====== DATA SHOWN ======
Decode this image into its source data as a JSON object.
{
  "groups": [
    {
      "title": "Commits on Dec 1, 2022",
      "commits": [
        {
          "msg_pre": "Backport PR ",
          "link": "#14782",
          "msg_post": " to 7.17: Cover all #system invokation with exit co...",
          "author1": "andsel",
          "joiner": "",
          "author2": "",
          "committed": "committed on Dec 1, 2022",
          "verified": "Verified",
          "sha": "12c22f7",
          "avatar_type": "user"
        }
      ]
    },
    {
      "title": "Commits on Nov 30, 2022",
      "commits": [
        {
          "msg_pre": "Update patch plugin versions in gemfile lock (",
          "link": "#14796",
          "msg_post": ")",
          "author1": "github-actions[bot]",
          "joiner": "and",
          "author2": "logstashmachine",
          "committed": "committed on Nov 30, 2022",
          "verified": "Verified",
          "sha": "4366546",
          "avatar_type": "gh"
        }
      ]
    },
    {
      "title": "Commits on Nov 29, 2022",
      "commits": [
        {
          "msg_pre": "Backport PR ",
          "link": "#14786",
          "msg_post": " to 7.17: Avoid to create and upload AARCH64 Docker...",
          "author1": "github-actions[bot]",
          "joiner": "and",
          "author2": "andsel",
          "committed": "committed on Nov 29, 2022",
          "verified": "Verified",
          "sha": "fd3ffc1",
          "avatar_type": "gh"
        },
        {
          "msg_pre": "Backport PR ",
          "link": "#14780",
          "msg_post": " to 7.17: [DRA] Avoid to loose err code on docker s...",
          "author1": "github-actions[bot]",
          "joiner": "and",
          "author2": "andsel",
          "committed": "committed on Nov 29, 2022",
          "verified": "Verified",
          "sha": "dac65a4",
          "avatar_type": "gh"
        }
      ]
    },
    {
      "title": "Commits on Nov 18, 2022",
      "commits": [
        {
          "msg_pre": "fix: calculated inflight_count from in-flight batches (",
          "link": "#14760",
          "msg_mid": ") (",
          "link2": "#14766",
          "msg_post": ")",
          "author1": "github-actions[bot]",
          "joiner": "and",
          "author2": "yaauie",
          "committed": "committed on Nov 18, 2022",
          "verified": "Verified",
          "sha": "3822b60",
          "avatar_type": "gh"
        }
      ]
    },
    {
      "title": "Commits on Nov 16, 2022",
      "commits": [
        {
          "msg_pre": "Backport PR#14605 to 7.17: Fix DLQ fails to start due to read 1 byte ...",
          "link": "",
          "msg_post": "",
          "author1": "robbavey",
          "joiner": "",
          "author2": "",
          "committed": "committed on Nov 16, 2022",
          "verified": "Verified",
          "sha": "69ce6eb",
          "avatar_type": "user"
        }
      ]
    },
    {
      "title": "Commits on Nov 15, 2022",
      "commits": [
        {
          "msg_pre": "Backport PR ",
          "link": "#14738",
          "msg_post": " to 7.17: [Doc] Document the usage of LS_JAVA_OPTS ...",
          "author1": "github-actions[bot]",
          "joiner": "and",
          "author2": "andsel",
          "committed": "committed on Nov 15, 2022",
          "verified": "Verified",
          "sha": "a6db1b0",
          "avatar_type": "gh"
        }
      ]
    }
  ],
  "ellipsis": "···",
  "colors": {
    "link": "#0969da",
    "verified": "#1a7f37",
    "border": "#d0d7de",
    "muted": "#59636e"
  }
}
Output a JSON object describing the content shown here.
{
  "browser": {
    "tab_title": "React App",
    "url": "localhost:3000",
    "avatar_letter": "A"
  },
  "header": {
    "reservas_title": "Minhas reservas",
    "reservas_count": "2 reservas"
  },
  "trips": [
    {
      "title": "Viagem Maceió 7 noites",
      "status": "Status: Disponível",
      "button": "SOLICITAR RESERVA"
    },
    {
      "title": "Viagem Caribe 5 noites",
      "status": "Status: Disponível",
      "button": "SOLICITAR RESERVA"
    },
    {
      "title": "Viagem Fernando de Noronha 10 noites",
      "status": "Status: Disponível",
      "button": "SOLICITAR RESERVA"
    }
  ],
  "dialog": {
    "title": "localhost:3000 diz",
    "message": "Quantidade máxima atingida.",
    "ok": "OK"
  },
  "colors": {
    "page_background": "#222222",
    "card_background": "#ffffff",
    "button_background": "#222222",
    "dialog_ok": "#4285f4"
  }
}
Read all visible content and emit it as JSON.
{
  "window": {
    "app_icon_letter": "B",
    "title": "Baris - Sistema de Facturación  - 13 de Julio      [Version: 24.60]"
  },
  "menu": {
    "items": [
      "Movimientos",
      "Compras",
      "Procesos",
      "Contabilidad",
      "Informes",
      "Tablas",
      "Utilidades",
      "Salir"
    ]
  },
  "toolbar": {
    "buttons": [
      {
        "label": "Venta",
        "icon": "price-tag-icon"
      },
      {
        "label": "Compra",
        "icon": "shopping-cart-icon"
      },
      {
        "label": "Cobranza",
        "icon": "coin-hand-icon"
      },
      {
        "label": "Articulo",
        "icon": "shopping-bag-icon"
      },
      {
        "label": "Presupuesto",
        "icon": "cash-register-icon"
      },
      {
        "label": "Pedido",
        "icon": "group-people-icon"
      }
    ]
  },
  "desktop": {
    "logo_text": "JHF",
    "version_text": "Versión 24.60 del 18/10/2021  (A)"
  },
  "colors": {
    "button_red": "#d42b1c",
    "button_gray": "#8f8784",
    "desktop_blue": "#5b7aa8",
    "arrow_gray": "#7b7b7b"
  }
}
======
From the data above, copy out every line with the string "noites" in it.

      "title": "Viagem Maceió 7 noites",
      "title": "Viagem Caribe 5 noites",
      "title": "Viagem Fernando de Noronha 10 noites",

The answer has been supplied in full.